Moo-dini: Steer’s Life Spared After Slaughterhouse Escape

April 11, 2012 (NBC News)

A young steer who broke out of a slaughterhouse in northern New Jersey, swam across a river and ran through city streets, was being taken Wednesday to an animal sanctuary in New York where a “comfy straw bed” awaited him.

The black-and-white steer was rescued by a volunteer with the Woodstock Farm Animal Sanctuary who picked him up Wednesday morning after tracking down the slaughterhouse, said Jenny Brown, a co-founder of the nonprofit center in south-central New York.

The animal appeared to be a cross between an Angus and a Holstein, and a veterinarian, who was required to inspect the steer so he could be legally transported across state lines, gave him antibiotics, she said. He  seemed to be shaken up and was pretty banged-up from his escape, including having a problem with his back leg.

“We can give him a comfy straw bed and put him in a safe place where he is going to be loved and respected,” Brown said, noting that he was likely being used as a beef cow and would have ended up as steak on dinner plates.

The steer’s adventure began late Tuesday night, when he fled the slaughterhouse and went careening through the streets of Paterson, said the city’s chief animal control officer, John DeCando.

“It was unbelievable. It was like ‘Dodge City,’” he said, noting that after escaping, the steer came across basketball courts, where he “stopped for a minute,” then he jumped into the Passaic River and swam across to the other side.
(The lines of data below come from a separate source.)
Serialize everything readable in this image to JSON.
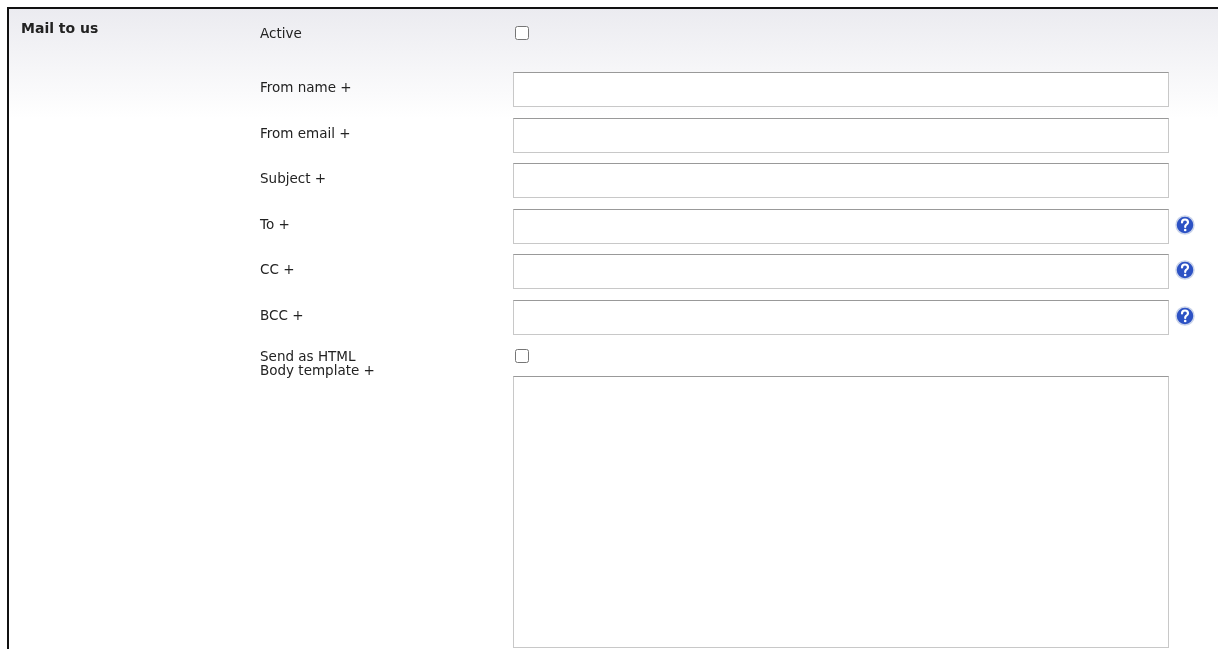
{
  "section": {
    "title": "Mail to us"
  },
  "fields": [
    {
      "kind": "checkbox",
      "label": "Active",
      "checked": false,
      "help": false
    },
    {
      "kind": "text",
      "label": "From name +",
      "help": false
    },
    {
      "kind": "text",
      "label": "From email +",
      "help": false
    },
    {
      "kind": "text",
      "label": "Subject +",
      "help": false
    },
    {
      "kind": "text",
      "label": "To +",
      "help": true
    },
    {
      "kind": "text",
      "label": "CC +",
      "help": true
    },
    {
      "kind": "text",
      "label": "BCC +",
      "help": true
    },
    {
      "kind": "checkbox",
      "label": "Send as HTML",
      "checked": false,
      "help": false
    },
    {
      "kind": "textarea",
      "label": "Body template +",
      "help": false
    }
  ]
}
“You had to see the spectators — people were rooting for the cow,” he said.

As police and animal control attempted to corral him, the steer escaped once more. At one point, he ran into a police car, but no one was injured in the escapade, DeCando said.

Finally, DeCando managed to tranquilize him, and within four minutes the animal was asleep and snoring like a “newborn.”

It’s not clear how the steer got out, but DeCando said he figured the animal knew what was in store for him.

But instead, the steer’s “long run, long haul” had a “happy ending,” DeCando said.

“The owner of the slaughterhouse guaranteed me, and also the officers, that that cow deserves to live, and, yes, he does. So the cow is going to a farm. He’ll live out the rest of his life,” he said, adding that was why the slaughterhouse owner was not charged in the incident.

Under an intense media spotlight, such escapees can often end up going to a farm only temporarily or even be sent off to another slaughterhouse, said Brown, noting that was why they wanted to reach out to make sure the animal has a good home.

“There is this phenomenon in our society when, where one gets away, everyone wants to cheer for that one animal, yet you might go home and eat … an animal just like that one that night and never put any thought to it,” said Brown, whose group rescues animals that have escaped abuse, neglect or the food industry. “That’s what’s wrong with our industrialized food system, is that it’s completely out of sight and out of mind.”

The steer has been named Mike, after the volunteer who rescued him, Brown said.